Source: University of Missouri
Fertilizer prices have been changing rapidly and, at times, in unanticipated directions. John Lory, University of Missouri, has attended a number of talks in past couple years where industry experts have prognosticated price and supply moving in one direction only to have the opposite happen.
In this era of uncertainty an understanding of what has affected prices in the recent past may help farmers better predict what will happen in the near future.
The recent high point in fertilizer prices for nitrogen, phosphorus and potassium was in late summer and early fall of 2008. A couple global trends worked to push fertilizer prices to record highs.
The rapidly expanding world economy in 2007 and 2008 led to increasing worldwide grain production. Worldwide grain production has increased about 10 percent in the past two years, according to USDA statistics. Expanding grain production increases demand for fertilizer.

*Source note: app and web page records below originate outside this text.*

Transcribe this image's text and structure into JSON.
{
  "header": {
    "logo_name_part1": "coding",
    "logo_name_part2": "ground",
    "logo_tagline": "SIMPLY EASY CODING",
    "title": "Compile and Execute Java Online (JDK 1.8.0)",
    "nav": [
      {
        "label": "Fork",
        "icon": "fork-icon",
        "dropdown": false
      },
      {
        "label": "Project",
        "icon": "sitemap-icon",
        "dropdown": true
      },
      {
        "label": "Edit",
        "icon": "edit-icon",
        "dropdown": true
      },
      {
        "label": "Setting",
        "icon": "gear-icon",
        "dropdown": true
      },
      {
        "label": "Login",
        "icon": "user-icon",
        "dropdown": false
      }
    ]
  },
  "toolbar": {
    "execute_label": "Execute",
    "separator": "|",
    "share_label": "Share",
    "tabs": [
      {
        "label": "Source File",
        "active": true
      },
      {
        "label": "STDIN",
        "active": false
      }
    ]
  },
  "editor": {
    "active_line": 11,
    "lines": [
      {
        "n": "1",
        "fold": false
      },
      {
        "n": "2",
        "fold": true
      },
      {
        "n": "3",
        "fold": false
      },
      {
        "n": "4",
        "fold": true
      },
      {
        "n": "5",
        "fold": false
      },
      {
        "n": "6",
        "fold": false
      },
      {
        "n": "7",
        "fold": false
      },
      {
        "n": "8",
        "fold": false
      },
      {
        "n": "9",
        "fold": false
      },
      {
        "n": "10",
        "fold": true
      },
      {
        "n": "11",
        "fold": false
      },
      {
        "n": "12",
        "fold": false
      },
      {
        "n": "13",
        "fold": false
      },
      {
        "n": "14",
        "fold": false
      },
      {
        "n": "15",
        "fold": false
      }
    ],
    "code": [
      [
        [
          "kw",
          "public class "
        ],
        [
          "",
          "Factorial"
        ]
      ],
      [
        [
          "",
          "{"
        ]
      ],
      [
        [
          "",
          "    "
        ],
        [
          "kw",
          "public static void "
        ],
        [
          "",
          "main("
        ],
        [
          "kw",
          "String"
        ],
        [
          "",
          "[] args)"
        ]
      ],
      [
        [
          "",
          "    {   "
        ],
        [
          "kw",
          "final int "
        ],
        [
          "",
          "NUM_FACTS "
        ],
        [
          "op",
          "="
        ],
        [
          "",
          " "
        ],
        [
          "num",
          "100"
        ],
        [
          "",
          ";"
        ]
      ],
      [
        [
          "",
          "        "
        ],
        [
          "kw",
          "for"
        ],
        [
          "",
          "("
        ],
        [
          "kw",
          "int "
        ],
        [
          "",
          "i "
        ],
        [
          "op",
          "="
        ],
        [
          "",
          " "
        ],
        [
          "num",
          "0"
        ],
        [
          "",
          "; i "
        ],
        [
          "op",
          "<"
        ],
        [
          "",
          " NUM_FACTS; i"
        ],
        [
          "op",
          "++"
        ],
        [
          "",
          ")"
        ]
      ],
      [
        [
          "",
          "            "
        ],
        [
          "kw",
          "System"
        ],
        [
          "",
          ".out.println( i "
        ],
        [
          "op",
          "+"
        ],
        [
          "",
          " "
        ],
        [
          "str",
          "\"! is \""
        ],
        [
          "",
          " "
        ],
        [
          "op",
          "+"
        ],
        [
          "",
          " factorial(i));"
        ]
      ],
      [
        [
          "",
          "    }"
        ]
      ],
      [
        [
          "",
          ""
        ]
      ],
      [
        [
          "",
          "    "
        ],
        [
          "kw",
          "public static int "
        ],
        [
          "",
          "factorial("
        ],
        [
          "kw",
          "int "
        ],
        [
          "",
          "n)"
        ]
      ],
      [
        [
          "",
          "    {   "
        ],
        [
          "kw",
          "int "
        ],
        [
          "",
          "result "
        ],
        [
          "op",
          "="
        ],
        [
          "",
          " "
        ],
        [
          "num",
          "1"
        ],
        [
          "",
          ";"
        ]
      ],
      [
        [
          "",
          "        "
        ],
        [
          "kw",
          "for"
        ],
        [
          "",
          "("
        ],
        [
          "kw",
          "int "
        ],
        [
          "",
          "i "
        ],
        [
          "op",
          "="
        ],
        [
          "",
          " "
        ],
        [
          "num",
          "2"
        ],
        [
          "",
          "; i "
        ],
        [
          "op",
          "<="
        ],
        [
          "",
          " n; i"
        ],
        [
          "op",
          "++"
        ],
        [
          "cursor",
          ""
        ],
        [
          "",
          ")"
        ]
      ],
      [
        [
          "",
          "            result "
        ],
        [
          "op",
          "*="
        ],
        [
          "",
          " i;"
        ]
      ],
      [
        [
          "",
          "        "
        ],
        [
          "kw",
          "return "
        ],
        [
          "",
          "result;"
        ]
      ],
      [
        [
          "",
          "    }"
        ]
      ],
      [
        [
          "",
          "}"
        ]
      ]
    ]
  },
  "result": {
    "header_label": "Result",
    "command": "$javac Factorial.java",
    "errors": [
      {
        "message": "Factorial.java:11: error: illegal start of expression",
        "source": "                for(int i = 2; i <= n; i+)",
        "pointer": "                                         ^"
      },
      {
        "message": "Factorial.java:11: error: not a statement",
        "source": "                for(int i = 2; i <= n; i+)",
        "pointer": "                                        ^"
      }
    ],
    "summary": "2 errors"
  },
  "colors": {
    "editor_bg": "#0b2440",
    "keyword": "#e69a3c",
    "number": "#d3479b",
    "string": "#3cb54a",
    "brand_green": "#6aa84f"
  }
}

Another important trend was the weakening dollar. The U.S. dollar lost more than 20 percent of its value compared to a number of international currencies. Most nitrogen and potassium fertilizer is purchased outside the country so a weak dollar pushes up U.S. fertilizer costs.
Nitrogen price is dominated by energy costs. Record natural gas prices ushered in record high nitrogen fertilizer costs. Nitrogen imported from overseas is also affected by shipping rates which have been high until the recent economic downturn.
Inputs into phosphate fertilizers include the mined phosphate rock, sulfur to make the acid to treat the rock and ammonia used in making DAP and MAP. The cost of all these inputs increased dramatically in 2008. A short-term disruption in sulfur production in the US caused a shortage in 2008. Both India and China took steps in 2008 that increased phosphate usage in each country while reducing phosphate fertilizer available in the world market. This "perfect storm" of higher input costs coupled with demand exceeding supply created the unanticipated and unprecedented spike in phosphate fertilizer prices.
Potassium market forecasts have anticipated tight supplies and higher prices for at least a couple of years. Potash production was actually lower in 2008 than in 2007 because of infrastructure issues such as the flooding of the Berezniki potash mine in Russia in July 2007. A labor strike in 2008 in Canada further crimped supplies this fall.
As Lory wrote this article in early January 2009 nitrogen and phosphate prices were in a downward freefall reaching levels not seen for a couple years. What can we expect next?
Will nitrogen prices be higher? Consider where fertilizer demand and energy prices are likely to go. Demand will increase as we approach the growing season in the northern hemisphere and energy costs seem to be increasing once more.
Dropping prices have almost eliminated demand for phosphate fertilizer while retailers and farmers look for the bottom price in the market. Demand has dropped to the point where some phosphate mines are being idled. As recently as October 2008 industry experts were predicting demand would exceed supply for the next three years. With the economic downturn demand has dropped but so has production. My best guess is that we are in for a period of high volatility in phosphate fertilizer prices.
Potash supplies are forecast to remain tight for at least the next three years. If demand continues to fall price will inevitably follow. Up to now events have conspired to keep supply on the tight side despite the economic downturn.
The local fertilizer industry faces some daunting challenges this spring. Those suppliers who bought fertilizer this fall have high priced material that would be sold at a substantial loss at current prices. At the same time many suppliers have hesitated to buy fertilizer in preparation for the spring crunch.
Fertilizer tonnage bought in Missouri dropped by over 40 percent in the second half of 2008 compared to 2007. It is unclear if we have the infrastructure to meet the pent up demand for fertilizer that will inevitably occur as we approach the growing season.
So the only thing we can say with any assurance about fertilizer prices and supply in 2009 is that they will likely be as unpredictable as they were in 2008.
Source: University of Missouri